*** Opening of DATA EXTRACTS ***

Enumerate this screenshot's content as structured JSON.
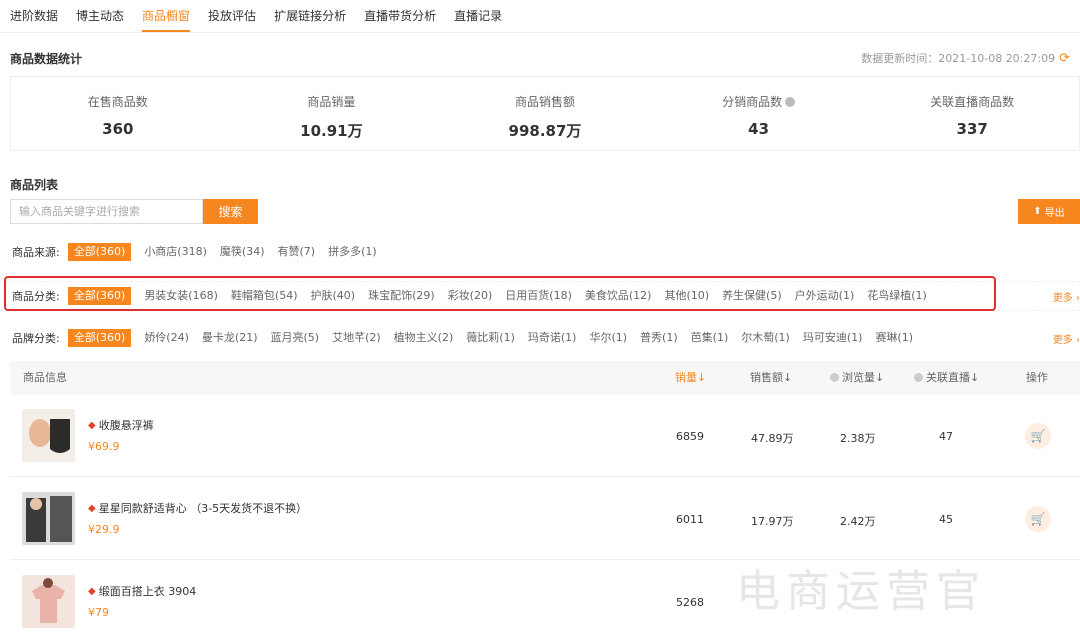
{
  "tabs": [
    "进阶数据",
    "博主动态",
    "商品橱窗",
    "投放评估",
    "扩展链接分析",
    "直播带货分析",
    "直播记录"
  ],
  "active_tab": "商品橱窗",
  "stats": {
    "title": "商品数据统计",
    "update_time": "数据更新时间：2021-10-08 20:27:09",
    "items": [
      {
        "label": "在售商品数",
        "value": "360"
      },
      {
        "label": "商品销量",
        "value": "10.91万"
      },
      {
        "label": "商品销售额",
        "value": "998.87万"
      },
      {
        "label": "分销商品数",
        "value": "43"
      },
      {
        "label": "关联直播商品数",
        "value": "337"
      }
    ]
  },
  "list": {
    "title": "商品列表",
    "search_placeholder": "输入商品关键字进行搜索",
    "search_label": "搜索",
    "export_label": "导出"
  },
  "filters": {
    "source": {
      "label": "商品来源:",
      "options": [
        "全部(360)",
        "小商店(318)",
        "魔筷(34)",
        "有赞(7)",
        "拼多多(1)"
      ]
    },
    "category": {
      "label": "商品分类:",
      "options": [
        "全部(360)",
        "男装女装(168)",
        "鞋帽箱包(54)",
        "护肤(40)",
        "珠宝配饰(29)",
        "彩妆(20)",
        "日用百货(18)",
        "美食饮品(12)",
        "其他(10)",
        "养生保健(5)",
        "户外运动(1)",
        "花鸟绿植(1)"
      ]
    },
    "brand": {
      "label": "品牌分类:",
      "options": [
        "全部(360)",
        "娇伶(24)",
        "曼卡龙(21)",
        "蓝月亮(5)",
        "艾地芊(2)",
        "植物主义(2)",
        "薇比莉(1)",
        "玛奇诺(1)",
        "华尔(1)",
        "普秀(1)",
        "芭集(1)",
        "尔木萄(1)",
        "玛可安迪(1)",
        "赛琳(1)"
      ]
    },
    "more_label": "更多"
  },
  "table": {
    "headers": {
      "info": "商品信息",
      "sales": "销量",
      "revenue": "销售额",
      "views": "浏览量",
      "live": "关联直播",
      "action": "操作"
    },
    "rows": [
      {
        "name": "收腹悬浮裤",
        "price": "¥69.9",
        "sales": "6859",
        "revenue": "47.89万",
        "views": "2.38万",
        "live": "47"
      },
      {
        "name": "星星同款舒适背心 （3-5天发货不退不换）",
        "price": "¥29.9",
        "sales": "6011",
        "revenue": "17.97万",
        "views": "2.42万",
        "live": "45"
      },
      {
        "name": "缎面百搭上衣 3904",
        "price": "¥79",
        "sales": "5268",
        "revenue": "",
        "views": "",
        "live": ""
      }
    ]
  },
  "watermark": "电商运营官"
}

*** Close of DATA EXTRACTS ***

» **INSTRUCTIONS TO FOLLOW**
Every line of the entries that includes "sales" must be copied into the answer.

» **REPLY TO THE EXERCISE**
      "sales": "销量",
        "sales": "6859",
        "sales": "6011",
        "sales": "5268",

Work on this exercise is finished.